Month: February 2015

How to Get in Touch with our Open Hearts: Healing Poses

Posted on

All healing traditions recognize the crucial role of the heart in sustaining life and energizing the body.

We cannot survive long without a properly functioning heart. Cardiovascular health is a key area contributing to overall vitality in many ways.

Heart disease is the leading cause of death among men and women in the U.S. and many other developed countries. Fortunately, there are many powerful lifestyle and prevention-focused approaches that can help protect and rejuvenate our heart health.

From a Western medical perspective, lifestyle choices including avoiding tobacco products, maintaining a healthy body weight, engaging in moderate to vigorous physical activity most days of the week, eating a balanced diet with plenty of whole foods and produce, limiting alcohol consumption, getting adequate rest and relaxation and managing stress all contribute to a healthy cardiovascular system.

The heart is a crucial energy center in the body where many physical and energetic pathways intersect and interact. This confluence of influences makes the heart impacted by and capable of affecting many other aspects of the body and health. As you look within and take time for self-observation, energize your heart center and connect with your creativity, self-expression and compassion.

One way to get in touch with and open your heart is through stretching and yoga. Stretch your spine and open your heart with some opening yoga poses like Wheel Pose (urdhva dhanurasana), Bridge Pose (setu bandha sarvangasana) and Reverse Warrior (viparita virabhadrasana).

Reverse Warrior (viparita virabhadrasana):

Reverse Warrior is a standing pose that opens the chest and heart area while increasing blood flow and circulation throughout the body. This can help reduce fatigue and calm the mind.

Other benefits of Reverse Warrior Pose include:

>>> strengthens the hip and oblique muscles

>>> opens the chest and shoulders

>>> strengthens the quads, arms and neck

>>> increases self-esteem

>>> enhances compassion for self and others

Bridge Pose (setu bandha sarvangasana):

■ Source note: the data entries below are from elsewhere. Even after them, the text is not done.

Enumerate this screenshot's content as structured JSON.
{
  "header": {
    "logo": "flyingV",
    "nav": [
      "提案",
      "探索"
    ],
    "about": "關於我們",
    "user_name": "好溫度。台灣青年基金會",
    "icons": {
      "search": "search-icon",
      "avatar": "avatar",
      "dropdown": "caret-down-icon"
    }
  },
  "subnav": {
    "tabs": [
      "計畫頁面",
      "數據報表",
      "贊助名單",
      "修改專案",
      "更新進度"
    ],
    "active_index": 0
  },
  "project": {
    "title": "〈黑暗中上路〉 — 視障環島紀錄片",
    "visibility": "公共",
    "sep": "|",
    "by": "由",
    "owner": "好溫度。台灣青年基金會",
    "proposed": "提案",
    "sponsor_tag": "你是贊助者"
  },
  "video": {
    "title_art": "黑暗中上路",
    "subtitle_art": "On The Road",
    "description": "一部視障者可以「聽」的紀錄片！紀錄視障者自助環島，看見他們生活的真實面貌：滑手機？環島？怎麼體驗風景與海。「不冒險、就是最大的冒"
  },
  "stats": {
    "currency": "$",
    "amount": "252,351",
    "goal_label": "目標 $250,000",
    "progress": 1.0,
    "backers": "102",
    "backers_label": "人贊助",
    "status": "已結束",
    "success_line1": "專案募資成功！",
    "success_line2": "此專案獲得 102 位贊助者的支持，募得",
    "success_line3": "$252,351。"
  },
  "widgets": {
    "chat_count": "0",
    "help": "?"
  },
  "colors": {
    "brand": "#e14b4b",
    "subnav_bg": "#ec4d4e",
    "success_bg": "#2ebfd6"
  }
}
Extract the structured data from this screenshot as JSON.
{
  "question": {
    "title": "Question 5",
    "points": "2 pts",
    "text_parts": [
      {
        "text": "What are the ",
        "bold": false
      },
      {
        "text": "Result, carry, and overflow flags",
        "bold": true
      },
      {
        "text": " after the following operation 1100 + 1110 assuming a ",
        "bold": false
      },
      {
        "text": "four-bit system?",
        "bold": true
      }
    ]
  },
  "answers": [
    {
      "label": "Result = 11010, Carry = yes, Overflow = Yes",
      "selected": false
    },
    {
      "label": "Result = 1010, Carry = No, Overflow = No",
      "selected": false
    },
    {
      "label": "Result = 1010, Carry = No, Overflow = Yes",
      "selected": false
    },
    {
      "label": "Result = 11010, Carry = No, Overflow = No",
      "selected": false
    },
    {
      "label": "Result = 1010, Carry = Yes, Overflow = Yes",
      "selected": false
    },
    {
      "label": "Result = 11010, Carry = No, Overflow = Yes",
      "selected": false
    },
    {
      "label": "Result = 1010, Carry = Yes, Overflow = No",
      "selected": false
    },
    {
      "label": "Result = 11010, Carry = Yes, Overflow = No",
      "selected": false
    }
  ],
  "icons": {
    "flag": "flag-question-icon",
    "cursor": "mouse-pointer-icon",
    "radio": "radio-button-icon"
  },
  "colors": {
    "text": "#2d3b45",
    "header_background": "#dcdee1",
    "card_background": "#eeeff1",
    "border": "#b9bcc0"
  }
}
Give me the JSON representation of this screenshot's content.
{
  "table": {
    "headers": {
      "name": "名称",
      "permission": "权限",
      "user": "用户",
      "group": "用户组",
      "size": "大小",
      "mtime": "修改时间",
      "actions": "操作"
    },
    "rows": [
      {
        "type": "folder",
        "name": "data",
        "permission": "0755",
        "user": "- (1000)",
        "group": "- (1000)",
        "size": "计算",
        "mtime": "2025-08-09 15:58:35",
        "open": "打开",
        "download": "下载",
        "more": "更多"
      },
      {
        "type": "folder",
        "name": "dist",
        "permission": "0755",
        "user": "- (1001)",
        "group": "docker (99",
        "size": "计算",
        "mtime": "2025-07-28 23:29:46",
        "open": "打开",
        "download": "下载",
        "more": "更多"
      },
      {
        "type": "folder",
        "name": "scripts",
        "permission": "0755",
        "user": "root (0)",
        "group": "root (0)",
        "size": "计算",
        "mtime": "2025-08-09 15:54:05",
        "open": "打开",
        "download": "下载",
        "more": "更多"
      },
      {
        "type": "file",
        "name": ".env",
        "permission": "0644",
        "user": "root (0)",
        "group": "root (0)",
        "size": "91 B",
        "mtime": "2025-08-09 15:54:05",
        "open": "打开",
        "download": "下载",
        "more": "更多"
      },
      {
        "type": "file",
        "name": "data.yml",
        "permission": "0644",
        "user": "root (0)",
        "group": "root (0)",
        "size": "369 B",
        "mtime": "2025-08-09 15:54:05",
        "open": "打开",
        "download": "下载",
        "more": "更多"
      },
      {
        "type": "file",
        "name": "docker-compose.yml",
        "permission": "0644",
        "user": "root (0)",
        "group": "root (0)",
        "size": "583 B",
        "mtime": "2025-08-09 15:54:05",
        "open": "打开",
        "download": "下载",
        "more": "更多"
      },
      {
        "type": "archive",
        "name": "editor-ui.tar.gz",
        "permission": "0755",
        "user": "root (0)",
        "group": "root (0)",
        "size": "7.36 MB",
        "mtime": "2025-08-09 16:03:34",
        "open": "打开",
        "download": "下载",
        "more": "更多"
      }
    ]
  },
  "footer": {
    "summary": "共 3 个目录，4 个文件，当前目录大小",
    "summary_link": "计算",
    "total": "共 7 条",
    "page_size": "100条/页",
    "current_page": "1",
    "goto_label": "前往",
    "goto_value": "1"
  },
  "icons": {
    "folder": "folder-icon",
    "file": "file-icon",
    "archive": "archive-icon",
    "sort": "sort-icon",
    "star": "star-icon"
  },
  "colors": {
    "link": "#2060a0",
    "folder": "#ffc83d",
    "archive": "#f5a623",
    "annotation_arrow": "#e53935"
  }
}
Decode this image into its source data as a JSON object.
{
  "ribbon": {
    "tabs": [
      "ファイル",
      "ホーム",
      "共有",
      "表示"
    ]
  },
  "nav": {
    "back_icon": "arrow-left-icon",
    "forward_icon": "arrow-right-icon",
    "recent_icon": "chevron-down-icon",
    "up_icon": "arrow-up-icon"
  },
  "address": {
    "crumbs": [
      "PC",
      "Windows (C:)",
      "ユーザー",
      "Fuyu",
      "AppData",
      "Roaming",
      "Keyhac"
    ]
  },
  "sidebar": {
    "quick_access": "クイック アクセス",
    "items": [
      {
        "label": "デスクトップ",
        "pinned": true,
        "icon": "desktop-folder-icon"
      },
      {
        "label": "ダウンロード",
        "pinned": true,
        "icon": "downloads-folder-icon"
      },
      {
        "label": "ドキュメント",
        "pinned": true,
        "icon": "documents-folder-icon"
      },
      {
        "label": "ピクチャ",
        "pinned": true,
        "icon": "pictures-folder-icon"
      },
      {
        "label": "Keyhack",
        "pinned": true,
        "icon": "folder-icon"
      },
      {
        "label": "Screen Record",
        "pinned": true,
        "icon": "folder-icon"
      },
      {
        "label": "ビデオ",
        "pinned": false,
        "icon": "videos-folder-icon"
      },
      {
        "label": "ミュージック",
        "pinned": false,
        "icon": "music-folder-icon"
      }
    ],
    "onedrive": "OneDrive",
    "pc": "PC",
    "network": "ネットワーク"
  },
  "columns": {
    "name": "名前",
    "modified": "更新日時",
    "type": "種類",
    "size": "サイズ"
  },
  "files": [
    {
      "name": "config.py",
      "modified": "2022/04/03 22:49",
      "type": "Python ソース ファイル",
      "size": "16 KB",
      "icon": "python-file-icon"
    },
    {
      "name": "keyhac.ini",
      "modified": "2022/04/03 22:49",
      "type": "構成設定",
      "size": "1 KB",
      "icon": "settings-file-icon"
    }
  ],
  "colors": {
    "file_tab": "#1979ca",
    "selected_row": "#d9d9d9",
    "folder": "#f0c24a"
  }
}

This pose can be modified in many ways to work for different people. It opens the whole front body and helps to calm the mind and ease depression. As you open the heart in Bridge Pose, notice if you feel energized, relaxed, rejuvenated and/or open and loving.

You can try a more restorative variation of Bridge Pose which can allow you to rest longer in this opening by sliding a block or bolster under the sacrum and resting the pelvis on this prop for support. Take care to avoid stressing the neck.

Other benefits of Bridge Pose include:

>>> strengthens the back

>>> lengthens the hamstrings

>>> improves circulation

>>> promotes relaxation

>>> opens the lungs and chest cavity

>>> strengthens the core muscles

Wheel Pose (urdhva dhanurasana):

Wheel or Upward Bow Pose is a great way to fully open the front body and increase energy. As you strengthen the arms, wrists, legs and buttocks you simultaneously stretch the chest and open the lungs. This can helps balance hormones, relax breathing and assist with infertility.

As you extend the front body, draw the inner thighs towards one another and keep the feet and elbows parallel. Use caution if you have low back, shoulder or wrist issues or if you have heart or blood pressure problems.

Other benefits of Upward Bow Pose of Full Wheel Pose include:

>>> expands the chest and shoulders

>>> stretches the wrist flexor muscles

>>> strengthens the back and gluteus muscles

>>> opens the lungs and eases breathing

>>> stimulates the thyroid and pituitary glands

>>> uplifts the mood

As you literally open your heart through your yoga practice, consider ways in which you can practice heart opening in the rest of your life as well. As you come into conflict, relationship challenges and disagreements, take a moment to visualize opening your heart and stepping into compassion or ahimsa. Notice how your relationships shift as you approach them with a kind compassionate and open heart!

 

Dr. Jennifer Weinberg, MD, MPH, MB